What needs to be done: Give the records back exactly as written, but without the images.

The input:
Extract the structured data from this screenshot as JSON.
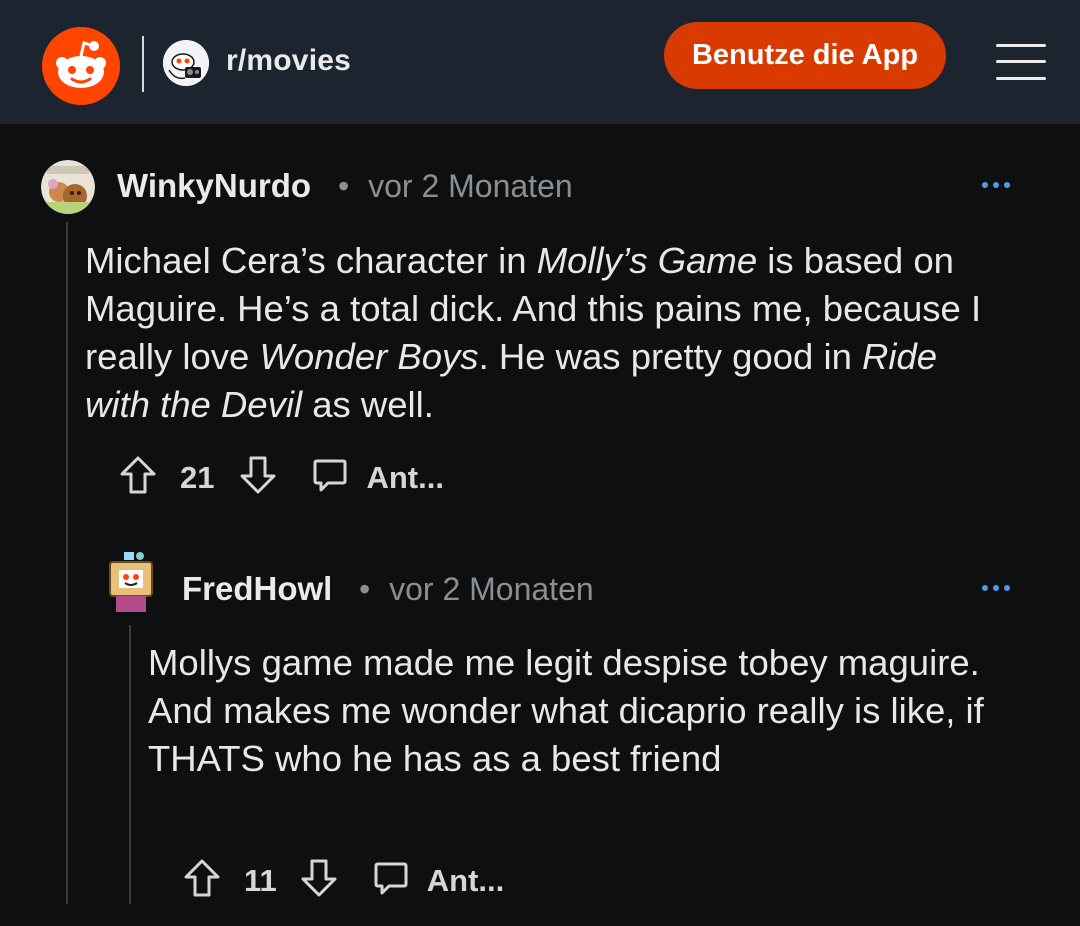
{
  "header": {
    "subreddit": "r/movies",
    "app_button": "Benutze die App",
    "colors": {
      "bg": "#1c2430",
      "accent": "#d93a00",
      "logo": "#ff4500"
    }
  },
  "comments": [
    {
      "username": "WinkyNurdo",
      "separator": "•",
      "time": "vor 2 Monaten",
      "avatar_icon": "user-avatar-icon",
      "body_parts": [
        {
          "text": "Michael Cera’s character in ",
          "italic": false
        },
        {
          "text": "Molly’s Game",
          "italic": true
        },
        {
          "text": " is based on Maguire. He’s a total dick. And this pains me, because I really love ",
          "italic": false
        },
        {
          "text": "Wonder Boys",
          "italic": true
        },
        {
          "text": ". He was pretty good in ",
          "italic": false
        },
        {
          "text": "Ride with the Devil",
          "italic": true
        },
        {
          "text": " as well.",
          "italic": false
        }
      ],
      "score": "21",
      "reply_label": "Ant..."
    },
    {
      "username": "FredHowl",
      "separator": "•",
      "time": "vor 2 Monaten",
      "avatar_icon": "robot-avatar-icon",
      "body": "Mollys game made me legit despise tobey maguire. And makes me wonder what dicaprio really is like, if THATS who he has as a best friend",
      "score": "11",
      "reply_label": "Ant..."
    }
  ]
}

The answer:
Extract the structured data from this screenshot as JSON.
{
  "header": {
    "subreddit": "r/movies",
    "app_button": "Benutze die App",
    "colors": {
      "bg": "#1c2430",
      "accent": "#d93a00",
      "logo": "#ff4500"
    }
  },
  "comments": [
    {
      "username": "WinkyNurdo",
      "separator": "•",
      "time": "vor 2 Monaten",
      "avatar_icon": "user-avatar-icon",
      "body_parts": [
        {
          "text": "Michael Cera’s character in ",
          "italic": false
        },
        {
          "text": "Molly’s Game",
          "italic": true
        },
        {
          "text": " is based on Maguire. He’s a total dick. And this pains me, because I really love ",
          "italic": false
        },
        {
          "text": "Wonder Boys",
          "italic": true
        },
        {
          "text": ". He was pretty good in ",
          "italic": false
        },
        {
          "text": "Ride with the Devil",
          "italic": true
        },
        {
          "text": " as well.",
          "italic": false
        }
      ],
      "score": "21",
      "reply_label": "Ant..."
    },
    {
      "username": "FredHowl",
      "separator": "•",
      "time": "vor 2 Monaten",
      "avatar_icon": "robot-avatar-icon",
      "body": "Mollys game made me legit despise tobey maguire. And makes me wonder what dicaprio really is like, if THATS who he has as a best friend",
      "score": "11",
      "reply_label": "Ant..."
    }
  ]
}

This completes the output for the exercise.